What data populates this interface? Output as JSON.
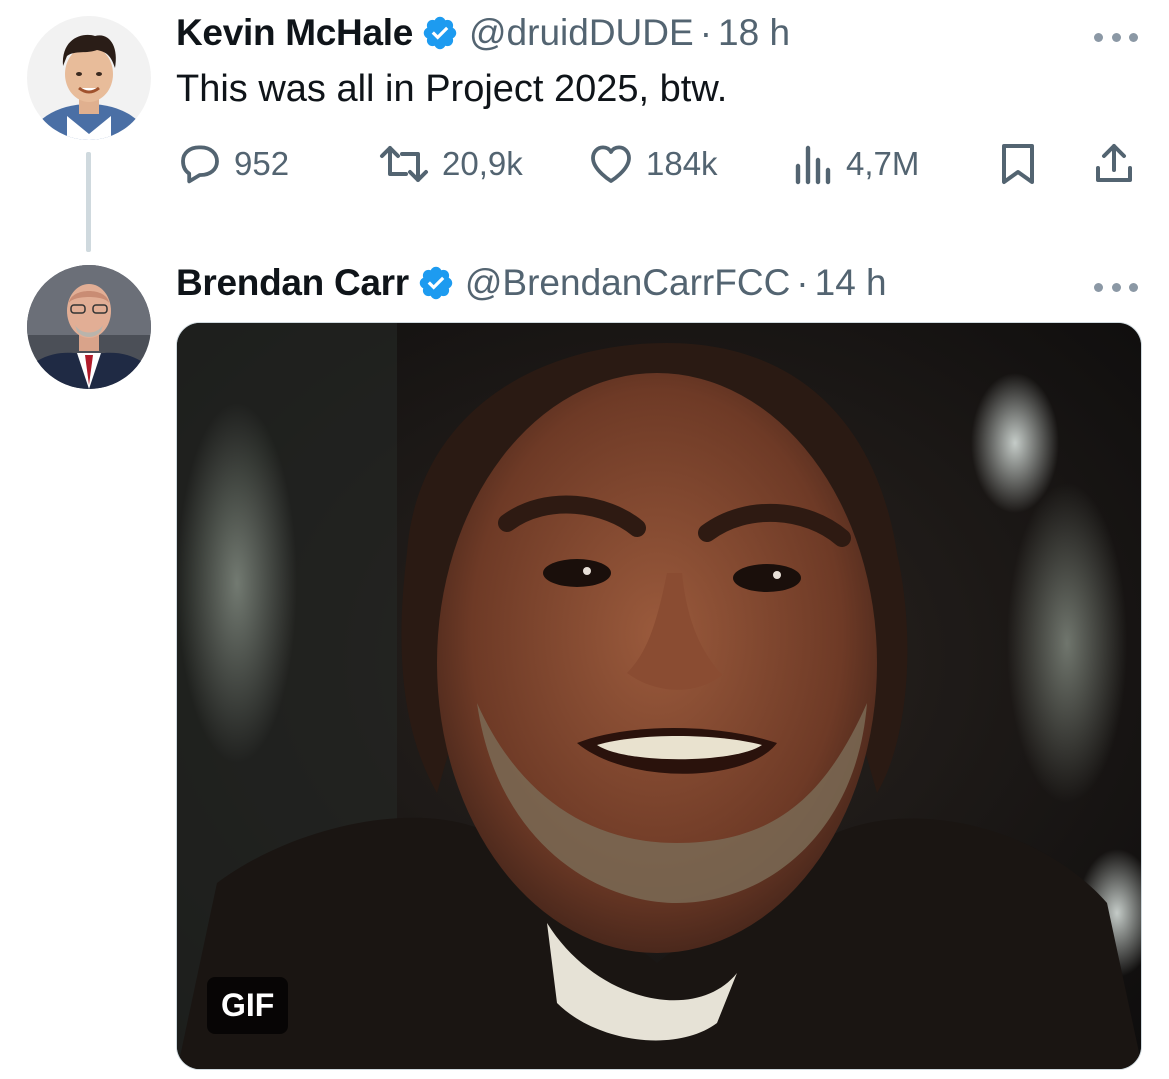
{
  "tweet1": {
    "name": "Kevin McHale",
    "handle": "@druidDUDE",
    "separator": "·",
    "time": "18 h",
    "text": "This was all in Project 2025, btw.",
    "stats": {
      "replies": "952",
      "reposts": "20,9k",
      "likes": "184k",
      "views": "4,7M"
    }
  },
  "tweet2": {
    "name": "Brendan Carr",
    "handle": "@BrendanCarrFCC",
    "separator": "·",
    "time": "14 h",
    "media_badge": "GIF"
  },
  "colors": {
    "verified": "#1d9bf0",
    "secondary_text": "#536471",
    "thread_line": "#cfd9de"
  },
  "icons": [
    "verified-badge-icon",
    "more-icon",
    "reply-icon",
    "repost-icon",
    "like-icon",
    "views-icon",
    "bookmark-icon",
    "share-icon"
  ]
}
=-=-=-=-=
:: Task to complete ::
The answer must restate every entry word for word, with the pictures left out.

:: Task result ::
What data populates this interface? Output as JSON.
{
  "tweet1": {
    "name": "Kevin McHale",
    "handle": "@druidDUDE",
    "separator": "·",
    "time": "18 h",
    "text": "This was all in Project 2025, btw.",
    "stats": {
      "replies": "952",
      "reposts": "20,9k",
      "likes": "184k",
      "views": "4,7M"
    }
  },
  "tweet2": {
    "name": "Brendan Carr",
    "handle": "@BrendanCarrFCC",
    "separator": "·",
    "time": "14 h",
    "media_badge": "GIF"
  },
  "colors": {
    "verified": "#1d9bf0",
    "secondary_text": "#536471",
    "thread_line": "#cfd9de"
  },
  "icons": [
    "verified-badge-icon",
    "more-icon",
    "reply-icon",
    "repost-icon",
    "like-icon",
    "views-icon",
    "bookmark-icon",
    "share-icon"
  ]
}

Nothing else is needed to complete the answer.